Late-night comedians were kept busy throughout the 2016 presidential campaign, with a steady supply of material providing endless opportunities to employ their different types of humor while commenting on the news. With the election over and the holidays behind them, the residents of late-night can now look ahead to the next big news story: the inauguration of Donald Trump.
The president-elect is set to take office on Jan. 20, 2017, and his ceremony is already making headlines, with various protests and marches being planned, as well as numerous celebrities, including Sir Elton John and Garth Brooks, refusing to perform.
As Jan. 20 approaches, here are the late-night comedians viewers can count on for the funniest and most unique takes on the inauguration.
She's angry, and she's not afraid to show it. Bee, one of the first women to host a late-night TV show, hasn't held back at all throughout the campaign, with her team of writers producing cringe-worthy content on the president-elect every week. Immediately after the election, a visibly upset Bee said, "This isn't good for anyone. Our democracy just hoiked up a marmalade hairball with the whole world watching." And that was one of her more mild comments. Never one to let an example of stupidity or hypocrisy slide by without blistering commentary, Bee has offered unique takes on the the news and the people who watch it, as well as some hilarious asides, such as starting the "rumor" that Trump doesn't know how to read. One can only imagine what Bee will have to say about the inauguration itself.
The witty Brit said in 2015 that he "didn't care" about Trump's campaign, because it wasn't 2016 yet.

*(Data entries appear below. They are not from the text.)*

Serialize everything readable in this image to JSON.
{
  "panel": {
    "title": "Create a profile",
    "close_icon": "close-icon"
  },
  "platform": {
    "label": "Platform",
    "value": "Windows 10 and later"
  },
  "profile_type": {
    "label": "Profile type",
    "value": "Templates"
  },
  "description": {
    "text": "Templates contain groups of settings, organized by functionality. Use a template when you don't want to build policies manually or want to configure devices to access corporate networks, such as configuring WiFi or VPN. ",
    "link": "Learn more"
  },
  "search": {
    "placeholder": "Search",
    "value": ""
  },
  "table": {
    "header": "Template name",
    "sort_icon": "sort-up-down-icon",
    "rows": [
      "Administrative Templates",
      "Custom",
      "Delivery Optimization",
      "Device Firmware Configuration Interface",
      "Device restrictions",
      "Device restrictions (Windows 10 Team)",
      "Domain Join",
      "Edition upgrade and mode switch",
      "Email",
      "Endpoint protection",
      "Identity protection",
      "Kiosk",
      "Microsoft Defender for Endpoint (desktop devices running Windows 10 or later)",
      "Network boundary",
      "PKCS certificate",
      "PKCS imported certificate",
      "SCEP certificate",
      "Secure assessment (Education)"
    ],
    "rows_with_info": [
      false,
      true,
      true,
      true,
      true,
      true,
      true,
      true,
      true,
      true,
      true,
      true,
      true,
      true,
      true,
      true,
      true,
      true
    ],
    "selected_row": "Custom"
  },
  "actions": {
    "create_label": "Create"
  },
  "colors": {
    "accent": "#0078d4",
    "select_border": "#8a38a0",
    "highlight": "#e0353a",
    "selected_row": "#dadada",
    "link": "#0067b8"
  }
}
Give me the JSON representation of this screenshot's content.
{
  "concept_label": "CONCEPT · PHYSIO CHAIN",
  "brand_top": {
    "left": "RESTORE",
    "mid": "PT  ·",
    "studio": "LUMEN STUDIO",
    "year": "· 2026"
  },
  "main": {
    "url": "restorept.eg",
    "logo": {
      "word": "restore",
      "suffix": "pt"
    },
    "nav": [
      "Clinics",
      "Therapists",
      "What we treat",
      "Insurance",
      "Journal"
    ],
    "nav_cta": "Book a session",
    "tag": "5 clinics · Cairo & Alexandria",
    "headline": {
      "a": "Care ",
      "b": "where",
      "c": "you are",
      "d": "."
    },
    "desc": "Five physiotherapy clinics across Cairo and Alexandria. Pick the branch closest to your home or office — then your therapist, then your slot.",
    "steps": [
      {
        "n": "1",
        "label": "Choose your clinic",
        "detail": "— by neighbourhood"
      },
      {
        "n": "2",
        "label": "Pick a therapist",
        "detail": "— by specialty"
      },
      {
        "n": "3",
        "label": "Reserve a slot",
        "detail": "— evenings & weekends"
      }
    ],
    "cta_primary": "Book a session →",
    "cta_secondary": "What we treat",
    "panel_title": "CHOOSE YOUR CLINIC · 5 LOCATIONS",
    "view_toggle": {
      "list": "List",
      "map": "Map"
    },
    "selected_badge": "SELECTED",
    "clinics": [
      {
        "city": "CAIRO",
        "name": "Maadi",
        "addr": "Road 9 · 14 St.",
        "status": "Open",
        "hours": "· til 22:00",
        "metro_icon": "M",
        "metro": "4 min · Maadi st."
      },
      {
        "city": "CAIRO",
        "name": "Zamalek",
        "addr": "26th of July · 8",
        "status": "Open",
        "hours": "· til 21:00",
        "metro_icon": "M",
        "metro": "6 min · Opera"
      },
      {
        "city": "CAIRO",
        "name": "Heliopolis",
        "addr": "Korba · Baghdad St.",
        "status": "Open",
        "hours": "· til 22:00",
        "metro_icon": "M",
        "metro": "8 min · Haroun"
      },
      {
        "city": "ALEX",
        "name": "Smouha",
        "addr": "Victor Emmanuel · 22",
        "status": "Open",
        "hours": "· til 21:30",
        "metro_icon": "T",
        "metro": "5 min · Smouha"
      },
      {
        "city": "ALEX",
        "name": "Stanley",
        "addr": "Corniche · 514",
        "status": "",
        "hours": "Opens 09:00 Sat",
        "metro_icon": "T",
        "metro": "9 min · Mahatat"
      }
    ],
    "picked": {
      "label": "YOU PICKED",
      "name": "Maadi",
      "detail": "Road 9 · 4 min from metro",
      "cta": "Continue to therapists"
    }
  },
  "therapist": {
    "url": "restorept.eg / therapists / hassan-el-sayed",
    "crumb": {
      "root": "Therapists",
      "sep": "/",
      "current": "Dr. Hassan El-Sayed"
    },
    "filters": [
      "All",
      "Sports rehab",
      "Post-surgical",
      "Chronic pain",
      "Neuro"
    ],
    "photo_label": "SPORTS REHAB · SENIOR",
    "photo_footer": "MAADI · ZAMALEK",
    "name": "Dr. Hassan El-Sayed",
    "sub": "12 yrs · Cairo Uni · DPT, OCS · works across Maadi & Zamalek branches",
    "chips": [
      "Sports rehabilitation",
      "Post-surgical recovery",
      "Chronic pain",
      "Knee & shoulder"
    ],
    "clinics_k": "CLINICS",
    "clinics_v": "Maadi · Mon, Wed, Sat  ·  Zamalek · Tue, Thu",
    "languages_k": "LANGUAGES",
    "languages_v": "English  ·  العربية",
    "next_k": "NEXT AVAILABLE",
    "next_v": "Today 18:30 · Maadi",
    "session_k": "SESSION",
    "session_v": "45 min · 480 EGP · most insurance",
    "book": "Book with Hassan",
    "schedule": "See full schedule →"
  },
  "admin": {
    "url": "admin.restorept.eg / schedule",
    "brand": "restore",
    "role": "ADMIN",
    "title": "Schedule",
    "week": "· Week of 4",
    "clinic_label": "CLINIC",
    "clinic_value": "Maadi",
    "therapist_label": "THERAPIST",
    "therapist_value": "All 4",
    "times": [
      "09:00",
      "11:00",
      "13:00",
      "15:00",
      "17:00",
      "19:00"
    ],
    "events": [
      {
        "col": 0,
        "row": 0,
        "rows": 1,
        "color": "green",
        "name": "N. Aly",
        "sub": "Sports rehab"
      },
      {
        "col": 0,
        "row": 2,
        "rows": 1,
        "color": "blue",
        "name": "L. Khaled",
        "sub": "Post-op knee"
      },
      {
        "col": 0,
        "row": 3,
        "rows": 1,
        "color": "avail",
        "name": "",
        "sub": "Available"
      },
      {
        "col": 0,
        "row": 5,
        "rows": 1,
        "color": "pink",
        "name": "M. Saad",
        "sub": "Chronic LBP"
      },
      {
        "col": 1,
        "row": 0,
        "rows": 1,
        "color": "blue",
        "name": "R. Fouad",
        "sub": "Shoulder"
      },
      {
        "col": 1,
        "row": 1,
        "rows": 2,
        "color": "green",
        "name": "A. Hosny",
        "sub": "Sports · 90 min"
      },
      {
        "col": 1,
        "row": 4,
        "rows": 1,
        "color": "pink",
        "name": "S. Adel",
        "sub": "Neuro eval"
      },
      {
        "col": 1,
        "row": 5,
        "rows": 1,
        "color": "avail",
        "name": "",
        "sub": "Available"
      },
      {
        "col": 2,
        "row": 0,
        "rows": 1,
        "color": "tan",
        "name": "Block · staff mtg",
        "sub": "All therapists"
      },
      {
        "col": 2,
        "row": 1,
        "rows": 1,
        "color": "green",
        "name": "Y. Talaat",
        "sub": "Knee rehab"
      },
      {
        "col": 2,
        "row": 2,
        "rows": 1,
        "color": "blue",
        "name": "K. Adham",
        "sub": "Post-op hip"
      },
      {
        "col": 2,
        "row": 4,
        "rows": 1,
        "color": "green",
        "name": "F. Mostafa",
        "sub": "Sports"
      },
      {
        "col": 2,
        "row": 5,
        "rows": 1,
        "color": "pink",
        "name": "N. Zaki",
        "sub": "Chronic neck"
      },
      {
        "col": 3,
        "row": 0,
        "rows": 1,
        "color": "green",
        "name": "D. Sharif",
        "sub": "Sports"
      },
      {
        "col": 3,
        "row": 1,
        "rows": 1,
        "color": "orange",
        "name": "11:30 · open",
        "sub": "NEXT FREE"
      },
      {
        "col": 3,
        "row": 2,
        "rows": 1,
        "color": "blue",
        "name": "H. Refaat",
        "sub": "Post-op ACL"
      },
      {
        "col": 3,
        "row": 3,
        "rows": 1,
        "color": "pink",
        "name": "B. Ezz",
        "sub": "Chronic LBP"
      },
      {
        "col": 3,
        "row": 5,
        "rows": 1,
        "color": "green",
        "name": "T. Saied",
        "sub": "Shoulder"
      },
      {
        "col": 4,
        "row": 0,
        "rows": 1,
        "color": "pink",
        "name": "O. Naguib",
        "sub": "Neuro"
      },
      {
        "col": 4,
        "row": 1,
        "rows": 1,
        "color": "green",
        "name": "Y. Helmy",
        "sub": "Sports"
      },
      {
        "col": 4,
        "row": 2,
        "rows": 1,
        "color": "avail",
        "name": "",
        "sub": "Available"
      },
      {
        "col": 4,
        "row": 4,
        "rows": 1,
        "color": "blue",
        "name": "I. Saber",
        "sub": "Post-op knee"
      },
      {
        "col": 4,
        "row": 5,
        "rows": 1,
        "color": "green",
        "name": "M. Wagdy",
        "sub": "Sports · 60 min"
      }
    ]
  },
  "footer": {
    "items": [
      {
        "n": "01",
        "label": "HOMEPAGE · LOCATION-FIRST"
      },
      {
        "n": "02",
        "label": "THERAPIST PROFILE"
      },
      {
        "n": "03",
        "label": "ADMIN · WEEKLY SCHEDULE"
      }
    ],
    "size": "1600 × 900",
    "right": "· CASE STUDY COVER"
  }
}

When he did turn his attention to the candidate, it was clear it was worth the wait. From his comedic call to America to "Make Donald Drumpf again" to his more serious statements, calling Trump a "damaged, sociopathic narcissist," to his request that Trump drop out of the election, Oliver has combined hyperbolic humor with admirably in-depth research. And his post-election episode combined tragic sincerity with equally tragic humor to produce cathartic results. Like Full Frontal, Oliver's show airs once a week, giving his team a longer period of time to research and plan their attacks. Given his scathing commentary and willingness to plunge into absurdity, Oliver's response to Trump taking office will be priceless.
A former writer and cast member of Saturday Night Live, Seth Meyers offered a less absurd, more thoughtful take on the campaign, with his "Closer Look" segments providing the same kind of dig-deep research and journalism that Bee and Oliver's have. He offers an unthreatening and even comforting personal response to the news while also acknowledging that there are people who have a lot more to lose than he does. No doubt he will have a great time poking fun at Trump's inauguration, but he'll also work in the facts and statistics that his audience desperately need to hear.
"S" is for "Stephen" and for "sincerity." And "song and dance." Colbert really found his footing on The Late Show throughout the election, and he hasn't eased up, including president-elect Trump in his opening monologues on a regular basis. While Colbert has said he doesn't want people to turn to him for news instead of other sources, his jokes are extremely informative, and his post-election opening was one of the more comforting moments the day after the election. Given the lavish musical numbers he put together for the Republican National Convention as well as the Democratic National Convention, here's hoping he'll have one up his sleeve for the inauguration as well — or, at the very least, a sexy kitten dance routine.
One of the youngest late-night TV hosts on the air, Noah offered what might have been the most mature advice regarding Trump when he said people should treat him like a toddler. "Facts mean nothing to him," he advised, because he has "created his own universe." Originally from South Africa, and a surprising choice to many to replace Jon Stewart when he departed The Daily Show, Noah provides an outsider's — and sometimes innocent — response to American politics. He's never witnessed an inauguration first-hand, let alone reported on it. This should be interesting.